The Douglas Fir is a fast growing needled evergreen tree native to Alaska down through the western US into Mexico.  It can reach heights of 200 feet tall and 30 to 60 feet wide.  The largest forests are found in the state of Oregon along the coast.  Currently, the Douglas Fir is North America's most plentiful softwood tree species representing 20 percent of the total softwood reserves.  This number should remain true for many decades to come given the strict replanting laws that govern the Oregon forest industry.  The state does this for good reason because Douglas Fir is unmatched as a lumber producing tree.
 
True, the Douglas Fir produces more lumber than any other single tree species in the US, but there are good reasons why.  We have discussed the abundant supply thanks to the strict laws that govern replanting, but it also has the following outstanding structural characteristics as well.  It has a superior strength-to-weight ratio, excellent nail holding capacity, weathers reasonably well, has high bending strength and is the hardest of all softwoods.   You can use it green or seasoned, since it is naturally dimensionally stable.  The wood has exceptional aesthetic attributes such as a light rosy red to yellowish brown color that will redden over time when exposed to light and a straight handsome grain pattern with a dense texture.  This is a strong list of reasons why Douglas Fir is a top lumber choice and why it will remain one.
 
We use a high grade of Douglas Fir that is graded "Appearance Lumber".  Unlike structural graded lumber, this lumber is milled and graded according to aesthetic appeal rather than structural performance criteria.  Color, grain pattern, texture, knot type and size are what determine the grade.  The highest grades are not even stamped as to avoid marring the beauty of the wood.  There are no marks on the grade we use.  This high grade of wood costs us more, but we want to use what we feel is the best choice for making top quality Adirondack furniture. 
 
Douglas Fir ranks right up there with the best when it comes to wood for making outdoor furniture.  It is a naturally dimensionally stable wood so shrinking, warping, checking and splitting is minimal.  The structural qualities are second to none.  As an added bonus the wood will redden in color over time with exposure to light.  Neither paint nor a stain is required since it is a moderately durable wood that will age gracefully without any stain or paint.
 
Overall Opinion:

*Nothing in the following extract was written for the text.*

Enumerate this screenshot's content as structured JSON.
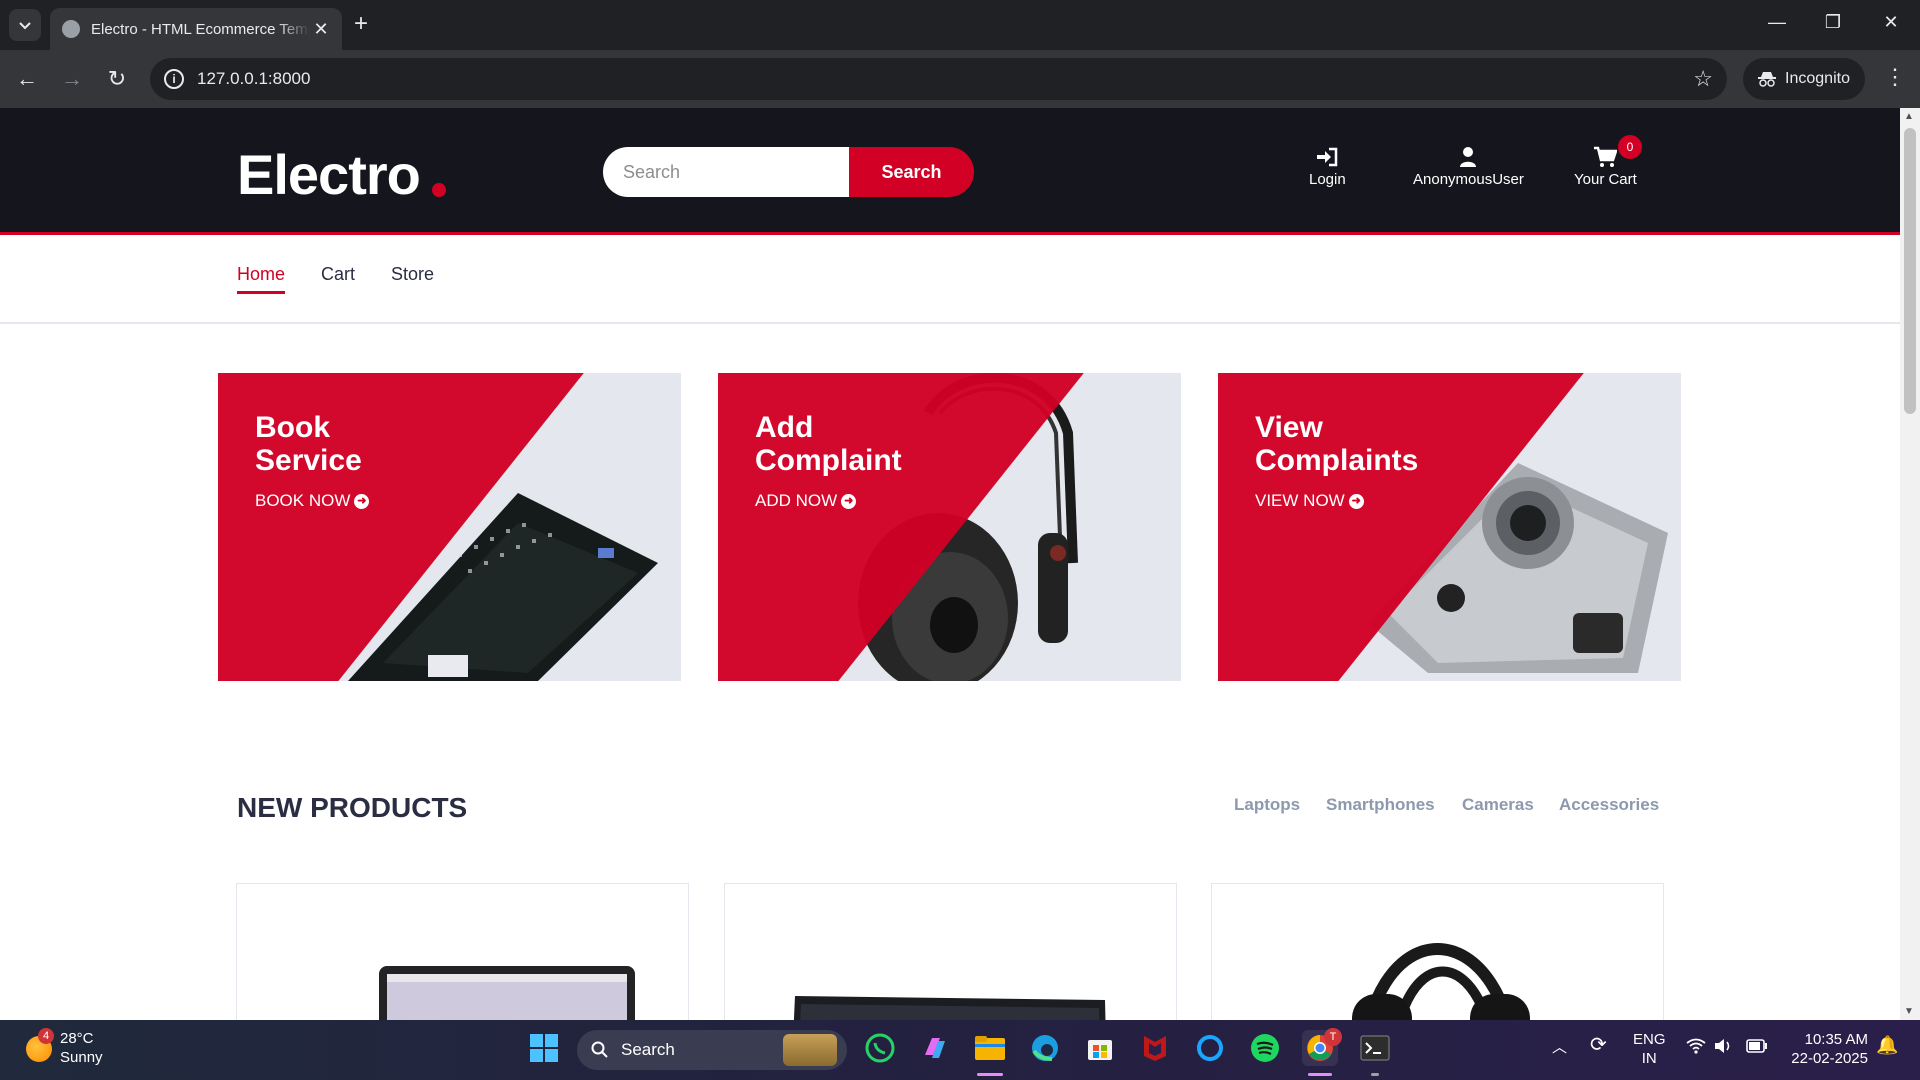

Douglas Fir has superior structural strength and the color and the grain pattern are nice.  The higher grade we use has no knots of any size, nice color and pretty grain.  Simply put, Douglas Fir makes nice looking outdoor furniture that is durable, strong and will hold together over time.  You will be more than pleased with our painted Douglas Fir Adirondack chairs, tables and ottomans.
 
 
Other Wood Profiles:
Performance of Douglas Fir
 
  Wood Classification-----------------Softwood

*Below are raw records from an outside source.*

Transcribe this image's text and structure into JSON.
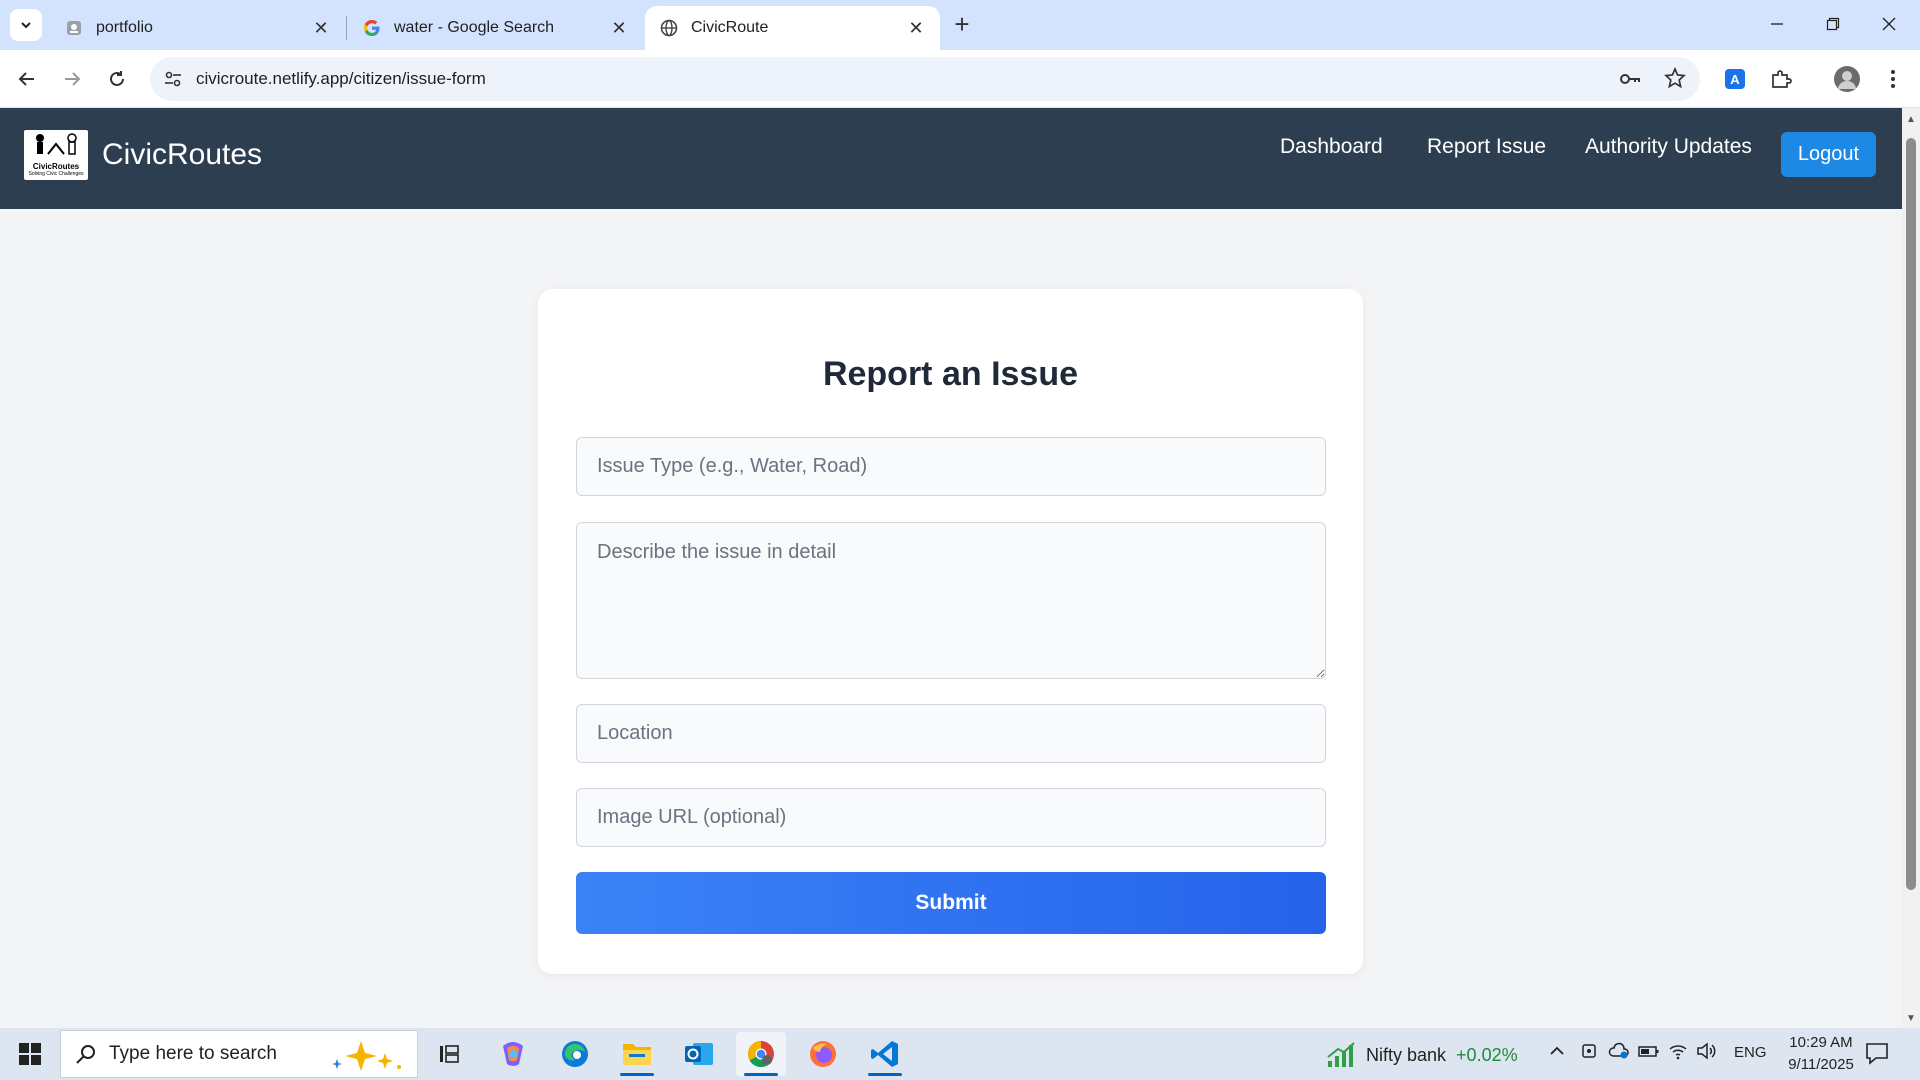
{
  "browser": {
    "tabs": [
      {
        "title": "portfolio",
        "favicon": "portfolio-favicon"
      },
      {
        "title": "water - Google Search",
        "favicon": "google-favicon"
      },
      {
        "title": "CivicRoute",
        "favicon": "globe-favicon",
        "active": true
      }
    ],
    "url": "civicroute.netlify.app/citizen/issue-form"
  },
  "app": {
    "logo_text": "CivicRoutes",
    "logo_subtext": "Solving Civic Challenges",
    "brand": "CivicRoutes",
    "nav": {
      "dashboard": "Dashboard",
      "report_issue": "Report Issue",
      "authority_updates": "Authority Updates",
      "logout": "Logout"
    },
    "colors": {
      "navbar": "#2c3e50",
      "accent": "#1e88e5",
      "submit": "#2563eb"
    }
  },
  "form": {
    "title": "Report an Issue",
    "issue_type_placeholder": "Issue Type (e.g., Water, Road)",
    "description_placeholder": "Describe the issue in detail",
    "location_placeholder": "Location",
    "image_url_placeholder": "Image URL (optional)",
    "submit_label": "Submit"
  },
  "taskbar": {
    "search_placeholder": "Type here to search",
    "stock_name": "Nifty bank",
    "stock_change": "+0.02%",
    "language": "ENG",
    "time": "10:29 AM",
    "date": "9/11/2025"
  }
}
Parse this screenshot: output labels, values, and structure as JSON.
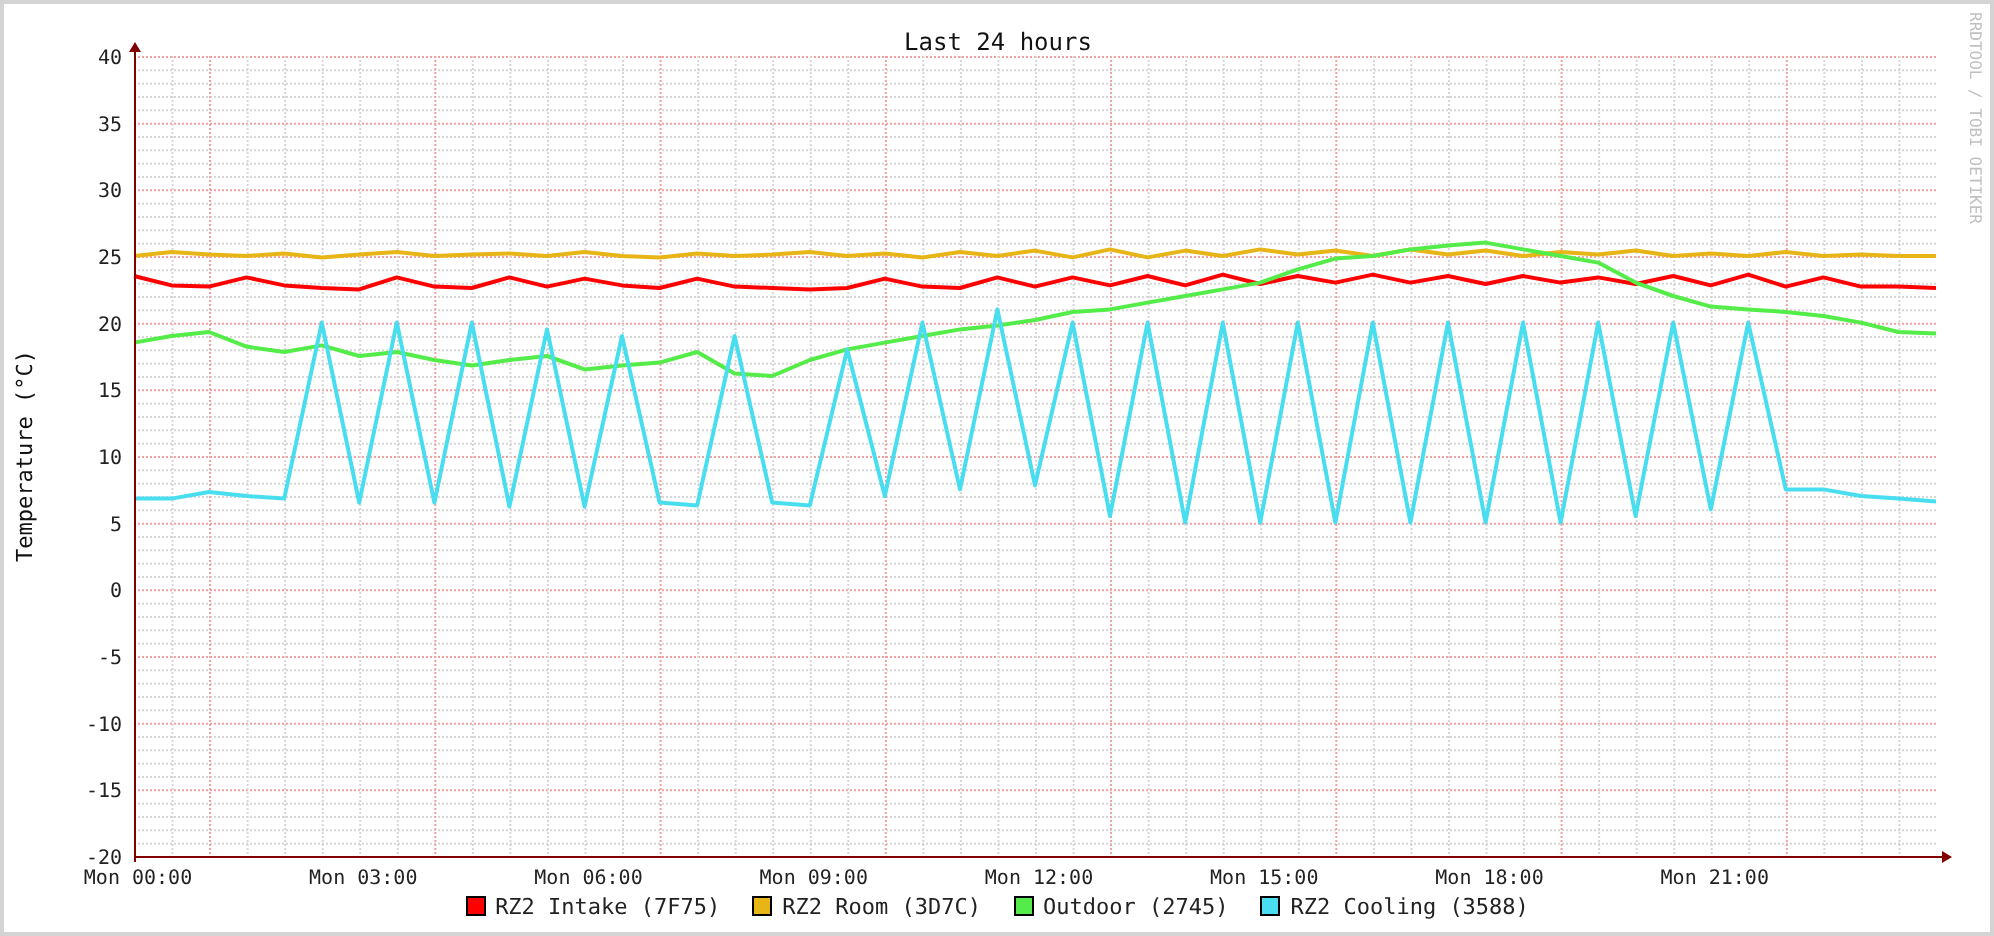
{
  "credit": "RRDTOOL / TOBI OETIKER",
  "chart_data": {
    "type": "line",
    "title": "Last 24 hours",
    "ylabel": "Temperature (°C)",
    "categories": [
      "Mon 00:00",
      null,
      null,
      null,
      null,
      null,
      "Mon 03:00",
      null,
      null,
      null,
      null,
      null,
      "Mon 06:00",
      null,
      null,
      null,
      null,
      null,
      "Mon 09:00",
      null,
      null,
      null,
      null,
      null,
      "Mon 12:00",
      null,
      null,
      null,
      null,
      null,
      "Mon 15:00",
      null,
      null,
      null,
      null,
      null,
      "Mon 18:00",
      null,
      null,
      null,
      null,
      null,
      "Mon 21:00",
      null,
      null,
      null,
      null,
      null,
      null
    ],
    "ylim": [
      -20,
      40
    ],
    "grid": true,
    "yticks": [
      {
        "value": 40,
        "label": "40"
      },
      {
        "value": 35,
        "label": "35"
      },
      {
        "value": 30,
        "label": "30"
      },
      {
        "value": 25,
        "label": "25"
      },
      {
        "value": 20,
        "label": "20"
      },
      {
        "value": 15,
        "label": "15"
      },
      {
        "value": 10,
        "label": "10"
      },
      {
        "value": 5,
        "label": "5"
      },
      {
        "value": 0,
        "label": "0"
      },
      {
        "value": -5,
        "label": "-5"
      },
      {
        "value": -10,
        "label": "-10"
      },
      {
        "value": -15,
        "label": "-15"
      },
      {
        "value": -20,
        "label": "-20"
      }
    ],
    "series": [
      {
        "name": "RZ2 Intake (7F75)",
        "color": "#ff0000",
        "values": [
          23.5,
          22.8,
          22.7,
          23.4,
          22.8,
          22.6,
          22.5,
          23.4,
          22.7,
          22.6,
          23.4,
          22.7,
          23.3,
          22.8,
          22.6,
          23.3,
          22.7,
          22.6,
          22.5,
          22.6,
          23.3,
          22.7,
          22.6,
          23.4,
          22.7,
          23.4,
          22.8,
          23.5,
          22.8,
          23.6,
          22.9,
          23.5,
          23.0,
          23.6,
          23.0,
          23.5,
          22.9,
          23.5,
          23.0,
          23.4,
          22.9,
          23.5,
          22.8,
          23.6,
          22.7,
          23.4,
          22.7,
          22.7,
          22.6
        ]
      },
      {
        "name": "RZ2 Room (3D7C)",
        "color": "#e8b517",
        "values": [
          25.0,
          25.3,
          25.1,
          25.0,
          25.2,
          24.9,
          25.1,
          25.3,
          25.0,
          25.1,
          25.2,
          25.0,
          25.3,
          25.0,
          24.9,
          25.2,
          25.0,
          25.1,
          25.3,
          25.0,
          25.2,
          24.9,
          25.3,
          25.0,
          25.4,
          24.9,
          25.5,
          24.9,
          25.4,
          25.0,
          25.5,
          25.1,
          25.4,
          25.0,
          25.5,
          25.1,
          25.4,
          25.0,
          25.3,
          25.1,
          25.4,
          25.0,
          25.2,
          25.0,
          25.3,
          25.0,
          25.1,
          25.0,
          25.0
        ]
      },
      {
        "name": "Outdoor (2745)",
        "color": "#54ec48",
        "values": [
          18.5,
          19.0,
          19.3,
          18.2,
          17.8,
          18.3,
          17.5,
          17.8,
          17.2,
          16.8,
          17.2,
          17.5,
          16.5,
          16.8,
          17.0,
          17.8,
          16.2,
          16.0,
          17.2,
          18.0,
          18.5,
          19.0,
          19.5,
          19.8,
          20.2,
          20.8,
          21.0,
          21.5,
          22.0,
          22.5,
          23.0,
          24.0,
          24.8,
          25.0,
          25.5,
          25.8,
          26.0,
          25.5,
          25.0,
          24.5,
          23.0,
          22.0,
          21.2,
          21.0,
          20.8,
          20.5,
          20.0,
          19.3,
          19.2
        ]
      },
      {
        "name": "RZ2 Cooling (3588)",
        "color": "#48def0",
        "values": [
          6.8,
          6.8,
          7.3,
          7.0,
          6.8,
          20,
          6.5,
          20,
          6.5,
          20,
          6.2,
          19.5,
          6.2,
          19,
          6.5,
          6.3,
          19,
          6.5,
          6.3,
          18,
          7.0,
          20,
          7.5,
          21,
          7.8,
          20,
          5.5,
          20,
          5.0,
          20,
          5.0,
          20,
          5.0,
          20,
          5.0,
          20,
          5.0,
          20,
          5.0,
          20,
          5.5,
          20,
          6.0,
          20,
          7.5,
          7.5,
          7.0,
          6.8,
          6.6
        ]
      }
    ]
  }
}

  Outdoor durability(without paint)----Good
  Screw /nail holding capacity----------High
  Resistance to indentation--------Intermediate
  Heaviness(dry weight)-------------Moderate
  Board strength(bending)-------------High
  Paint holding capacity----------------Good
  Freedom from shrinkage-------------High
  Freedom from warping---------------High
  Freedom from resin-------------------High
  Color when new------------Rosy Yellowish Brown
  Color weathered----------------------Gray
  Price---------------------------Moderate to High
 
 

Wood Sample Kits
 
Since we have so many different woods for our Adirondack chairs we thought it would be a good idea to make it possible for people to actually see them before making a purchasing decision. 
 
Kit includes:
Redwood, Mahogany
Poplar, White Oak
Ipe, Red Western Cedar
Cypress, Cumura
 
Price $9.95....Order
(Includes Shipping)
 

Douglas Fir Wood

Douglas Fir Tree